Raspberry Pi 2
Table of Contents
If your Raspberry Pi 2 has
Raspberry Pi 2 Model B V1.2 printed on the PCB above the CPU, we suggest to follow the Raspberry Pi 2 v1.2 documentation. However if it says
Raspberry Pi 2 Model B V1.1, keep reading
By default, the Kali Linux Raspberry Pi 2 image contains the kali-linux-default metapackage similar to most other platforms. If you wish to install extra tools please refer to our metapackages page.

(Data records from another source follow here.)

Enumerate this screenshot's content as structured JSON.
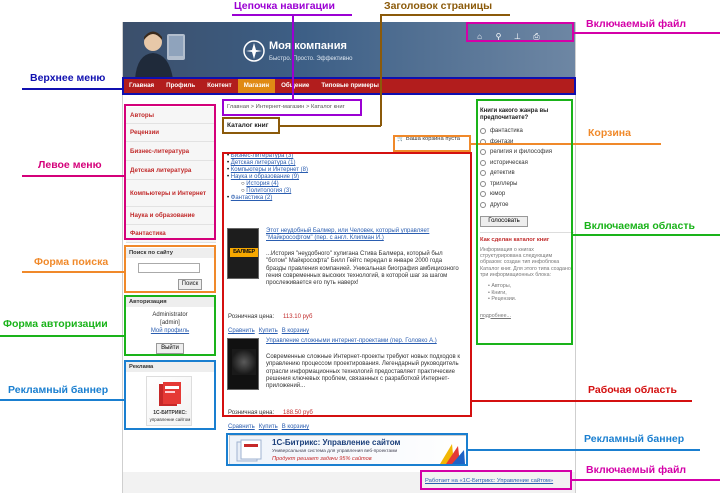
{
  "site": {
    "company_name": "Моя компания",
    "slogan": "Быстро. Просто. Эффективно",
    "header_icons": [
      "home-icon",
      "search-icon",
      "sitemap-icon",
      "print-icon"
    ],
    "top_menu": [
      {
        "label": "Главная",
        "active": false
      },
      {
        "label": "Профиль",
        "active": false
      },
      {
        "label": "Контент",
        "active": false
      },
      {
        "label": "Магазин",
        "active": true
      },
      {
        "label": "Общение",
        "active": false
      },
      {
        "label": "Типовые примеры",
        "active": false
      }
    ],
    "left_menu": [
      "Авторы",
      "Рецензии",
      "Бизнес-литература",
      "Детская литература",
      "Компьютеры и Интернет",
      "Наука и образование",
      "Фантастика"
    ],
    "search": {
      "title": "Поиск по сайту",
      "button": "Поиск"
    },
    "auth": {
      "title": "Авторизация",
      "user": "Administrator",
      "login": "[admin]",
      "profile_link": "Мой профиль",
      "logout_button": "Выйти"
    },
    "ad": {
      "title": "Реклама",
      "caption_line1": "1С-БИТРИКС:",
      "caption_line2": "управление сайтом"
    },
    "breadcrumb": "Главная > Интернет-магазин > Каталог книг",
    "page_title": "Каталог книг",
    "cart_text": "Ваша корзина пуста",
    "categories": [
      {
        "label": "Бизнес-литература (3)",
        "level": 0
      },
      {
        "label": "Детская литература (1)",
        "level": 0
      },
      {
        "label": "Компьютеры и Интернет (8)",
        "level": 0
      },
      {
        "label": "Наука и образование (9)",
        "level": 0
      },
      {
        "label": "История (4)",
        "level": 1
      },
      {
        "label": "Политология (3)",
        "level": 1
      },
      {
        "label": "Фантастика (2)",
        "level": 0
      }
    ],
    "books": [
      {
        "title": "Этот неудобный Балмер, или Человек, который управляет \"Майкрософтом\" (пер. с англ. Клипман И.)",
        "text": "...История \"неудобного\" хулигана Стива Балмера, который был \"ботом\" Майкрософта\" Билл Гейтс передал в январе 2000 года бразды правления компанией. Уникальная биография амбициозного гения современных высоких технологий, в которой шаг за шагом прослеживается его путь наверх!",
        "price_label": "Розничная цена:",
        "price": "113.10 руб",
        "cover": "БАЛМЕР",
        "actions": [
          "Сравнить",
          "Купить",
          "В корзину"
        ]
      },
      {
        "title": "Управление сложными интернет-проектами (пер. Головко А.)",
        "text": "Современные сложные Интернет-проекты требуют новых подходов к управлению процессом проектирования. Легендарный руководитель отрасли информационных технологий предоставляет практические решения ключевых проблем, связанных с разработкой Интернет-приложений...",
        "price_label": "Розничная цена:",
        "price": "188.50 руб",
        "actions": [
          "Сравнить",
          "Купить",
          "В корзину"
        ]
      }
    ],
    "poll": {
      "question": "Книги какого жанра вы предпочитаете?",
      "options": [
        "фантастика",
        "фэнтази",
        "религия и философия",
        "историческая",
        "детектив",
        "триллеры",
        "юмор",
        "другое"
      ],
      "button": "Голосовать"
    },
    "include_area": {
      "title": "Как сделан каталог книг",
      "text": "Информация о книгах структурирована следующим образом: создан тип инфоблока Каталог книг. Для этого типа создано три информационных блока:",
      "list": [
        "Авторы,",
        "Книги,",
        "Рецензии."
      ],
      "more": "подробнее..."
    },
    "banner_bottom": {
      "title": "1С-Битрикс: Управление сайтом",
      "subtitle": "Универсальная система для управления веб-проектами",
      "tagline": "Продукт решает задачи 95% сайтов"
    },
    "footer_link": "Работает на «1С-Битрикс: Управление сайтом»"
  },
  "annotations": [
    {
      "label": "Цепочка навигации",
      "color": "#9b00d3"
    },
    {
      "label": "Заголовок страницы",
      "color": "#8b5a0a"
    },
    {
      "label": "Включаемый файл",
      "color": "#d400a8"
    },
    {
      "label": "Верхнее меню",
      "color": "#1010b0"
    },
    {
      "label": "Левое меню",
      "color": "#d4007a"
    },
    {
      "label": "Корзина",
      "color": "#f0892a"
    },
    {
      "label": "Включаемая область",
      "color": "#1ab31a"
    },
    {
      "label": "Форма поиска",
      "color": "#f0892a"
    },
    {
      "label": "Форма авторизации",
      "color": "#1ab31a"
    },
    {
      "label": "Рекламный баннер",
      "color": "#1a7fd0"
    },
    {
      "label": "Рабочая область",
      "color": "#d41010"
    },
    {
      "label": "Рекламный баннер",
      "color": "#1a7fd0"
    },
    {
      "label": "Включаемый файл",
      "color": "#d400a8"
    }
  ]
}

The Raspberry Pi images use Re4son’s kernel, which includes the drivers for external Wi-Fi cards, TFT displays, and the nexmon firmware for the built-in wireless card on the Raspberry Pi 3 and 4. You will not need to download it and install it, and doing so will likely be a downgrade over the current installed kernel.
Kali on Raspberry Pi 2 - User Instructions
If you’re unfamiliar with the details of downloading and validating a Kali Linux image, or for using that image to create a bootable device, it’s strongly recommended that you refer to the more detailed procedures described in the specific articles on those subjects.
To install a pre-built image of the standard build of Kali Linux on your Raspberry Pi 2, follow these instructions:
- Get a fast microSD card with at least 16GB capacity. Class 10 cards are highly recommended.
- Download and validate the
Kali RaspberryPi 2, 3, 4 and 400 (img.xz)image from the downloads area. The process for validating an image is described in more detail on Downloading Kali Linux.
- Use the dd utility to image this file to your microSD card (same process as making a Kali USB.
In our example, we assume the storage device is located at
/dev/sdb. Do not simply copy these value, change this to the correct drive path.
This process will wipe out your microSD card. If you choose the wrong storage device, you may wipe out your computers hard disk.
$ xzcat kali-linux-2023.2-raspberry-pi-armhf.img.xz | sudo dd of=/dev/sdb bs=4M status=progres
This process can take a while, depending on your PC, your microSD’s speed, and the size of the Kali Linux image.
Once the dd operation is complete, boot up the Raspberry Pi 2 with the microSD plugged in.
You should be able to log in to Kali.
Kali on Raspberry Pi 2 - Tips
If you are on the 5.10 kernel, you can use mt76 chipset USB Wi-Fi devices, but they require creating a configuration file in
/etc/modprobe.d with the following contents:
# Load mt76usb without using scatter-gather which doesn't work on the RPi2 or RPi3 USB chipset options mt76-usb disabe_usb_sg=1
Kali on Raspberry Pi 2 - Image Customization
If you want to customize the Kali Raspberry Pi 2 image, including changes to the packages being installed, changing the desktop environment, increasing or decreasing the image file size or generally being adventurous, check out the Kali-ARM Build-Scripts repository on GitLab, and follow the README.md file’s instructions. The script to use is
Updated on: 2023-May-30